_Requirement_
With the pictures left out, repeat every entry that follows exactly.

Page and application data records
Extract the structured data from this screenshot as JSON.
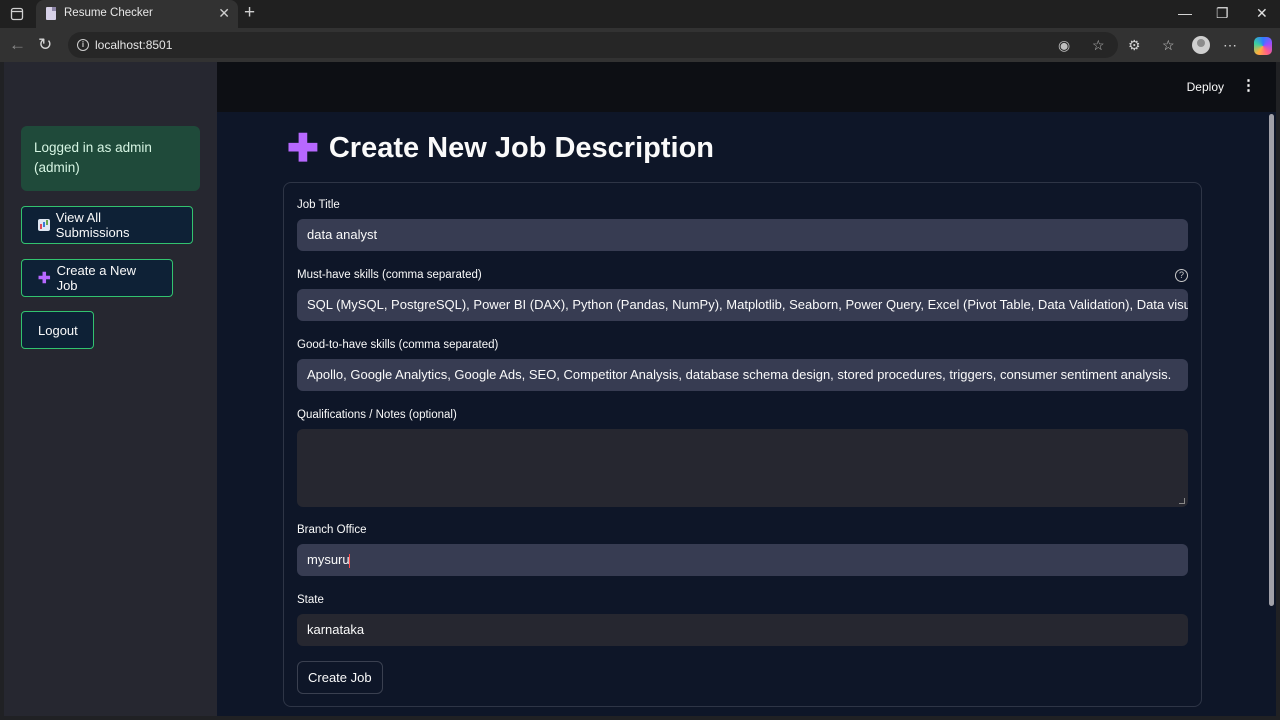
{
  "browser": {
    "tab_title": "Resume Checker",
    "url": "localhost:8501"
  },
  "header": {
    "deploy_label": "Deploy"
  },
  "sidebar": {
    "login_status": "Logged in as admin (admin)",
    "buttons": [
      {
        "label": "View All Submissions",
        "icon": "bar-chart-icon"
      },
      {
        "label": "Create a New Job",
        "icon": "plus-icon"
      },
      {
        "label": "Logout"
      }
    ],
    "accent_color": "#32c36f"
  },
  "main": {
    "title": "Create New Job Description",
    "title_icon": "plus-icon",
    "form": {
      "job_title": {
        "label": "Job Title",
        "value": "data analyst"
      },
      "must_have": {
        "label": "Must-have skills (comma separated)",
        "value": "SQL (MySQL, PostgreSQL), Power BI (DAX), Python (Pandas, NumPy), Matplotlib, Seaborn, Power Query, Excel (Pivot Table, Data Validation), Data visualization,"
      },
      "good_to_have": {
        "label": "Good-to-have skills (comma separated)",
        "value": "Apollo, Google Analytics, Google Ads, SEO, Competitor Analysis, database schema design, stored procedures, triggers, consumer sentiment analysis."
      },
      "qualifications": {
        "label": "Qualifications / Notes (optional)",
        "value": ""
      },
      "branch": {
        "label": "Branch Office",
        "value": "mysuru"
      },
      "state": {
        "label": "State",
        "value": "karnataka"
      },
      "submit_label": "Create Job"
    }
  }
}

_Solution to the problem_
Extract the structured data from this screenshot as JSON.
{
  "browser": {
    "tab_title": "Resume Checker",
    "url": "localhost:8501"
  },
  "header": {
    "deploy_label": "Deploy"
  },
  "sidebar": {
    "login_status": "Logged in as admin (admin)",
    "buttons": [
      {
        "label": "View All Submissions",
        "icon": "bar-chart-icon"
      },
      {
        "label": "Create a New Job",
        "icon": "plus-icon"
      },
      {
        "label": "Logout"
      }
    ],
    "accent_color": "#32c36f"
  },
  "main": {
    "title": "Create New Job Description",
    "title_icon": "plus-icon",
    "form": {
      "job_title": {
        "label": "Job Title",
        "value": "data analyst"
      },
      "must_have": {
        "label": "Must-have skills (comma separated)",
        "value": "SQL (MySQL, PostgreSQL), Power BI (DAX), Python (Pandas, NumPy), Matplotlib, Seaborn, Power Query, Excel (Pivot Table, Data Validation), Data visualization,"
      },
      "good_to_have": {
        "label": "Good-to-have skills (comma separated)",
        "value": "Apollo, Google Analytics, Google Ads, SEO, Competitor Analysis, database schema design, stored procedures, triggers, consumer sentiment analysis."
      },
      "qualifications": {
        "label": "Qualifications / Notes (optional)",
        "value": ""
      },
      "branch": {
        "label": "Branch Office",
        "value": "mysuru"
      },
      "state": {
        "label": "State",
        "value": "karnataka"
      },
      "submit_label": "Create Job"
    }
  }
}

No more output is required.